> [Data for the task]:

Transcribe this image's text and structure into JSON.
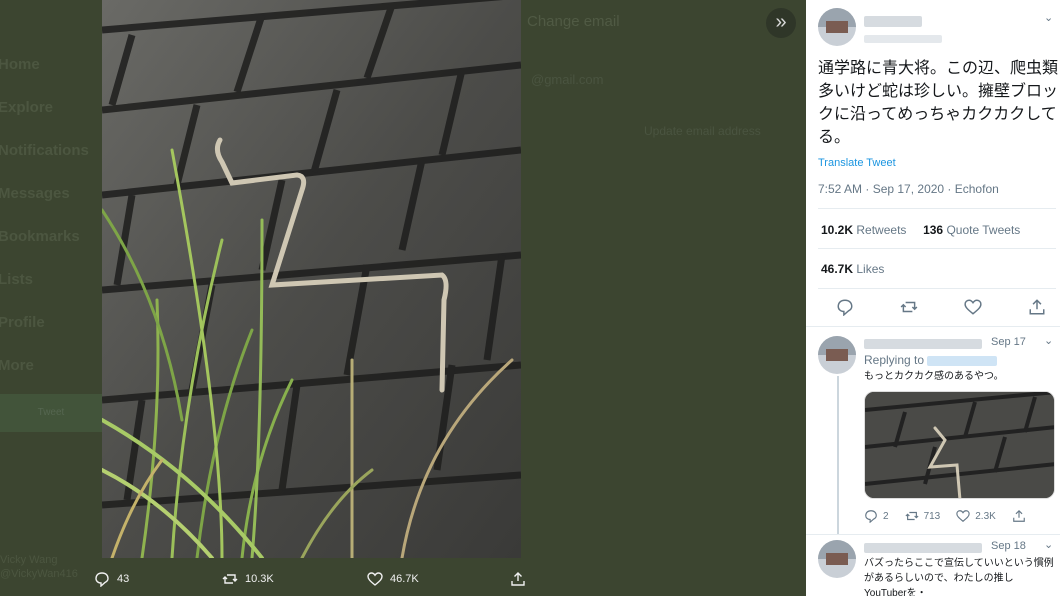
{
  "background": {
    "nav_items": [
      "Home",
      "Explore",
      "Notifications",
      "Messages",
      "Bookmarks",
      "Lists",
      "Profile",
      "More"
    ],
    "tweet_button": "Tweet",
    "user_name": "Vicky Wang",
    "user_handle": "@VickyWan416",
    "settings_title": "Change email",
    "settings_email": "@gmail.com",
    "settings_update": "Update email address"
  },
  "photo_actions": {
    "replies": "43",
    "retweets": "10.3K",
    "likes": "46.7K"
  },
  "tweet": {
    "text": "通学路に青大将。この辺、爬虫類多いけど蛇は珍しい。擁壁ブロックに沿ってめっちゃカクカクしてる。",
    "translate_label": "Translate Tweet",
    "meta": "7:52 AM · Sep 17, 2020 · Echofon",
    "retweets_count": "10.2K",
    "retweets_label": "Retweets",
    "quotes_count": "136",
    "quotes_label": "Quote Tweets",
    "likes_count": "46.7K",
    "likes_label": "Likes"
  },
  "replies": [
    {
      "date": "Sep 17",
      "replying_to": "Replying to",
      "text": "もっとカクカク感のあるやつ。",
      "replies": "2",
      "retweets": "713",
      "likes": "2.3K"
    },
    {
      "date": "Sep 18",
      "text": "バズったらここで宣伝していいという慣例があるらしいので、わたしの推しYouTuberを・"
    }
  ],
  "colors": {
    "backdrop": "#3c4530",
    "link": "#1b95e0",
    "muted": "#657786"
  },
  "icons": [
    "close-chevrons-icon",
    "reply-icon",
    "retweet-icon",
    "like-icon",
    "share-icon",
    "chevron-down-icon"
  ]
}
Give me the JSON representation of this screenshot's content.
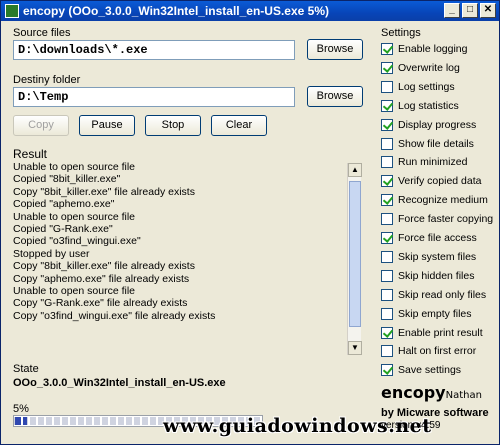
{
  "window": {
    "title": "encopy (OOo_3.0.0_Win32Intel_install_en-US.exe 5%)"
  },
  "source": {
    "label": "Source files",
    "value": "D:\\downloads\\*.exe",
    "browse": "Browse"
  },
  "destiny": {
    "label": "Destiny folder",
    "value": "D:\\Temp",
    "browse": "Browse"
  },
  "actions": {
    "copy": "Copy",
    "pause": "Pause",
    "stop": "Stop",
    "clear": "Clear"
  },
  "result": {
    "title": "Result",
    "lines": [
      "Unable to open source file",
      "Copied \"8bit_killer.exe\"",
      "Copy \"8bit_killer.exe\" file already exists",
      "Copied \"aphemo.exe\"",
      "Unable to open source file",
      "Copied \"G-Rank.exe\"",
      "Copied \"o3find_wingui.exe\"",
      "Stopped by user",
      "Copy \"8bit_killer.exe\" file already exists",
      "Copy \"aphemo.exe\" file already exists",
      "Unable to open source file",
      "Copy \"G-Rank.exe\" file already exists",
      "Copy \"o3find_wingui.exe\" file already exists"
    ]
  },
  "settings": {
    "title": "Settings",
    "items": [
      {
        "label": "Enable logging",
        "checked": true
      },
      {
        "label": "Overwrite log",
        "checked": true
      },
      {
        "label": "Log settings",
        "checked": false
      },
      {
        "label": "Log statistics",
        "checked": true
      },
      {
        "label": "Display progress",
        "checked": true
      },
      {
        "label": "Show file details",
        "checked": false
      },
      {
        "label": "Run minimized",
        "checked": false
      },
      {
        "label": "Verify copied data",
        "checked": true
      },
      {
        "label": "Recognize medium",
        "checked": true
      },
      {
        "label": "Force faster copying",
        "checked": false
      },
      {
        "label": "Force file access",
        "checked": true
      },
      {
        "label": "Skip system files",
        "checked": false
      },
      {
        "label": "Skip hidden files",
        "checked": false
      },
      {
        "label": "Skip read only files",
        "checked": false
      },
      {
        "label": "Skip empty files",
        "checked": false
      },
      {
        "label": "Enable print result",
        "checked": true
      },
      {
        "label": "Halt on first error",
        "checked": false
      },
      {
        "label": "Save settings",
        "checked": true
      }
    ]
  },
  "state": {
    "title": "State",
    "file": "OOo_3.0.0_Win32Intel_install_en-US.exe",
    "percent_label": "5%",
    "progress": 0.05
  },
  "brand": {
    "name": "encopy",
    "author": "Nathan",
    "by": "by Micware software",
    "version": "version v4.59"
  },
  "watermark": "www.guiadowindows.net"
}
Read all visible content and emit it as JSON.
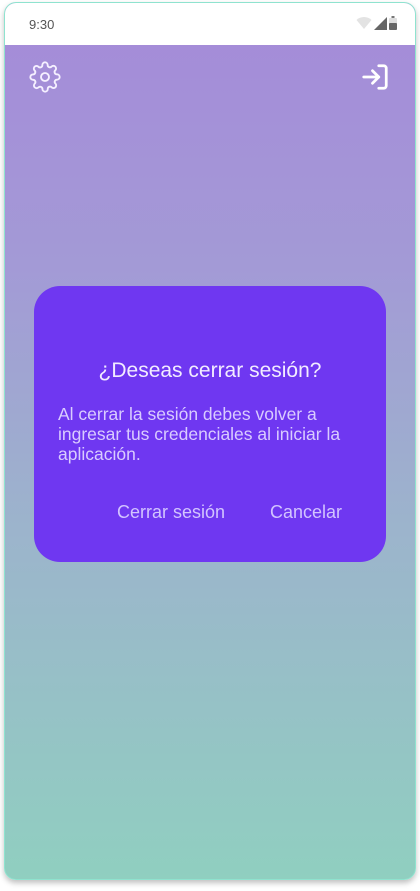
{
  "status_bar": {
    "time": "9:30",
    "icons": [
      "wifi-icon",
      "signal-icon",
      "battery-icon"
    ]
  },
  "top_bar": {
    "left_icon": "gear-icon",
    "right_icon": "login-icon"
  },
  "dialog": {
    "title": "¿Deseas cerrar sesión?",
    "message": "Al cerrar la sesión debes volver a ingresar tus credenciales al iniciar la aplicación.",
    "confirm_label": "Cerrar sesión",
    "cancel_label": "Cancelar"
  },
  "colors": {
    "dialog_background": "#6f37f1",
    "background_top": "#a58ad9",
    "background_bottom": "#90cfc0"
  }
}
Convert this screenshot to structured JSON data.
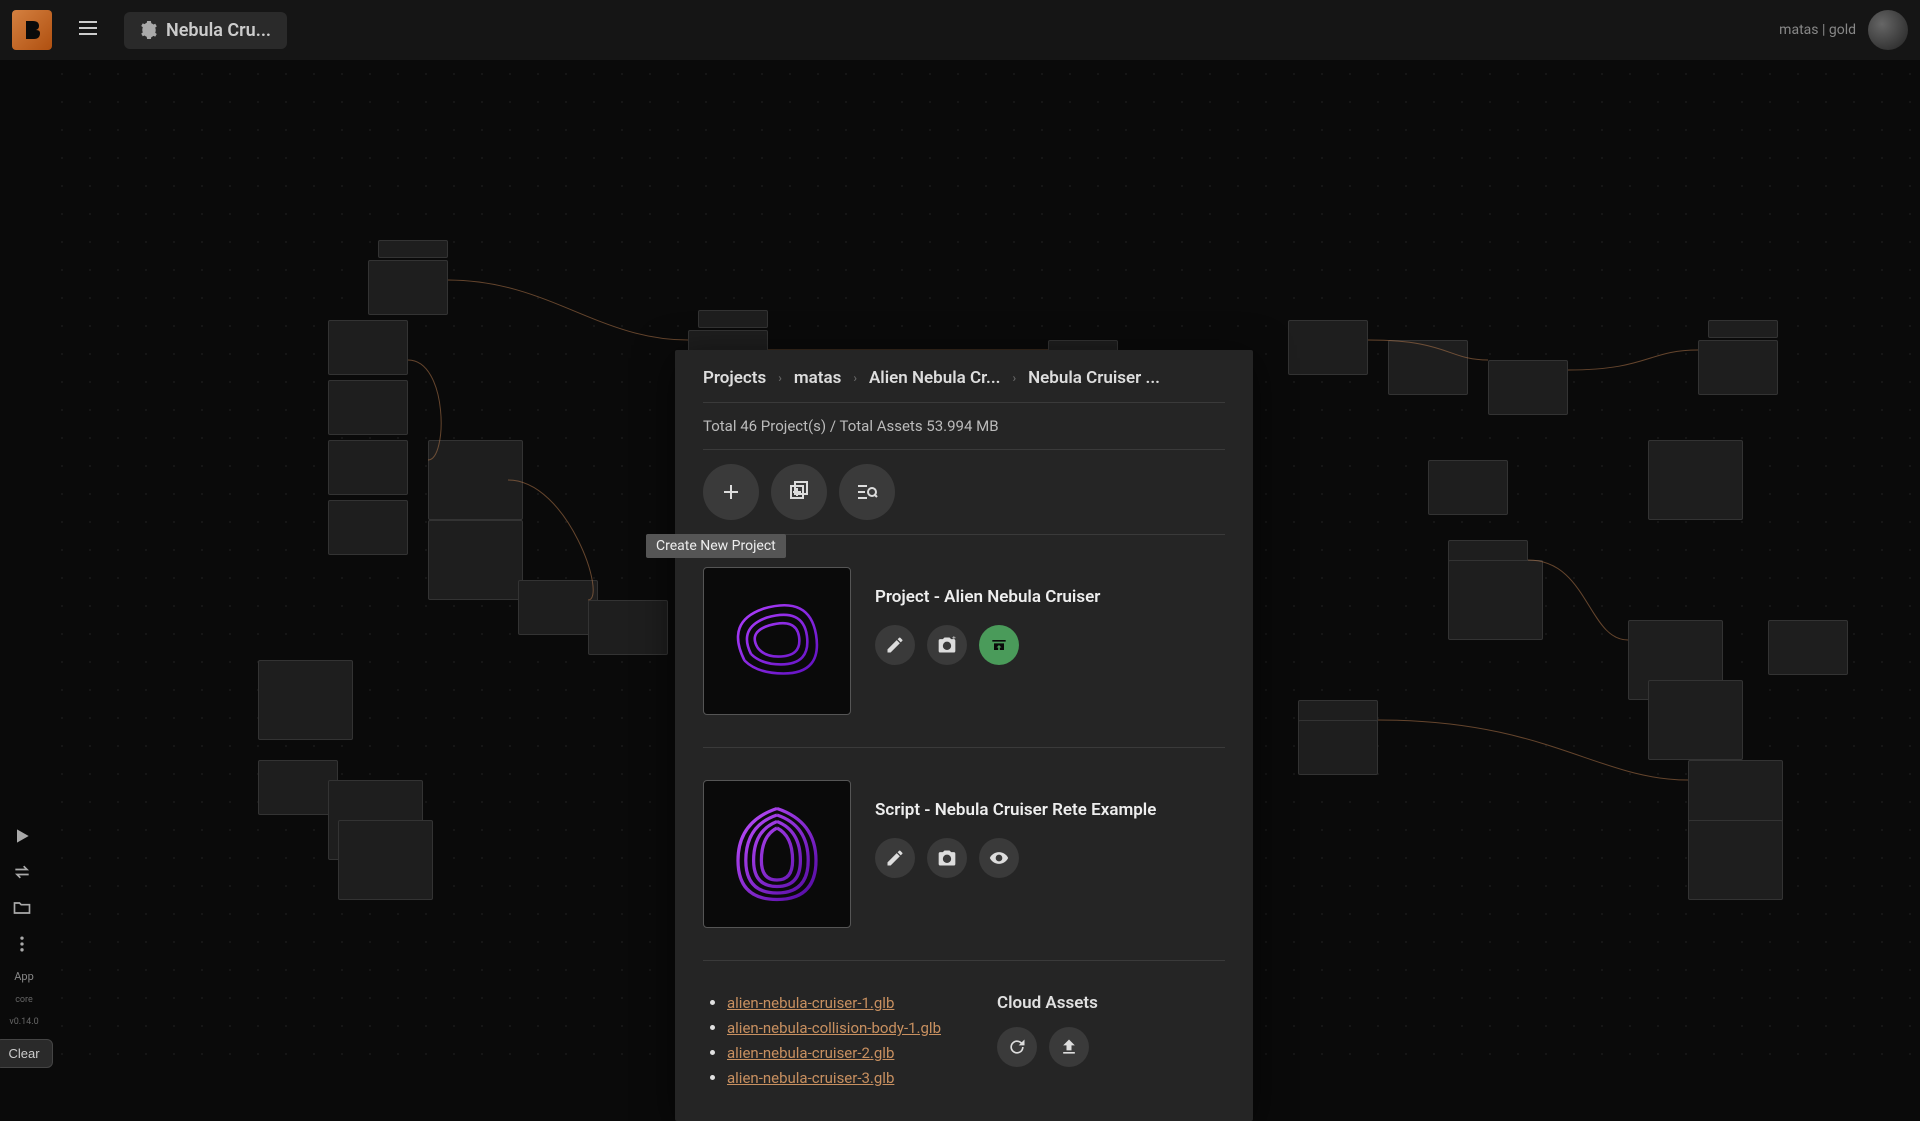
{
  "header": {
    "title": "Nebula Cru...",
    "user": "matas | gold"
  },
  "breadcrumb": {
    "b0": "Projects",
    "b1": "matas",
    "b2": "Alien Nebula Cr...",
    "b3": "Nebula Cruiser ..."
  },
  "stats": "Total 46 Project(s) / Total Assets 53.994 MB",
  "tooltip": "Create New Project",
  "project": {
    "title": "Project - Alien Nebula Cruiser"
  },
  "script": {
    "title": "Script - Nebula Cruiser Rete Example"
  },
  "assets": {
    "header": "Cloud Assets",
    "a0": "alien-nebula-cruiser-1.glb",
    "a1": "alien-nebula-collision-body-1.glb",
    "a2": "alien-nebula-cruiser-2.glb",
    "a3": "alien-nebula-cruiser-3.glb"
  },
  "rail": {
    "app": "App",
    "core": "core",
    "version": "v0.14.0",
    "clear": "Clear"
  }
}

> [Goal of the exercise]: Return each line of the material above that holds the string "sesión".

> [Result]:
    "title": "¿Deseas cerrar sesión?",
    "message": "Al cerrar la sesión debes volver a ingresar tus credenciales al iniciar la aplicación.",
    "confirm_label": "Cerrar sesión",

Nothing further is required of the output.